__Exercise brief__.
Where the string "Apple" occurs in a line of the entries below, copy that line.

====== Source records ======

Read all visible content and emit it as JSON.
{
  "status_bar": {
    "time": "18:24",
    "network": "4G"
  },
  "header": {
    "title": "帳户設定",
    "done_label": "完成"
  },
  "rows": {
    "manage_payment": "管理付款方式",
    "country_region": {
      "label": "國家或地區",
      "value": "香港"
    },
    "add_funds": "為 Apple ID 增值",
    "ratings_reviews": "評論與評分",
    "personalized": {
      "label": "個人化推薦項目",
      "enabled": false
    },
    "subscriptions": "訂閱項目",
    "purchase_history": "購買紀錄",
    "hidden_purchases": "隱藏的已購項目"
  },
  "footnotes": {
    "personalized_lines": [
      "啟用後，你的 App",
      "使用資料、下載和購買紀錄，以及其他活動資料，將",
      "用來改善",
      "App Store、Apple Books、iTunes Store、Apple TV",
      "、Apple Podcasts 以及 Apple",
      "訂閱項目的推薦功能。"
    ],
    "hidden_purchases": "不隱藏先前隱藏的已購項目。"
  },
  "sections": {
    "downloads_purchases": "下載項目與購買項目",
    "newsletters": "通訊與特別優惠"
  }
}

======

__The answer__.
    "add_funds": "為 Apple ID 增值",
      "App Store、Apple Books、iTunes Store、Apple TV",
      "、Apple Podcasts 以及 Apple",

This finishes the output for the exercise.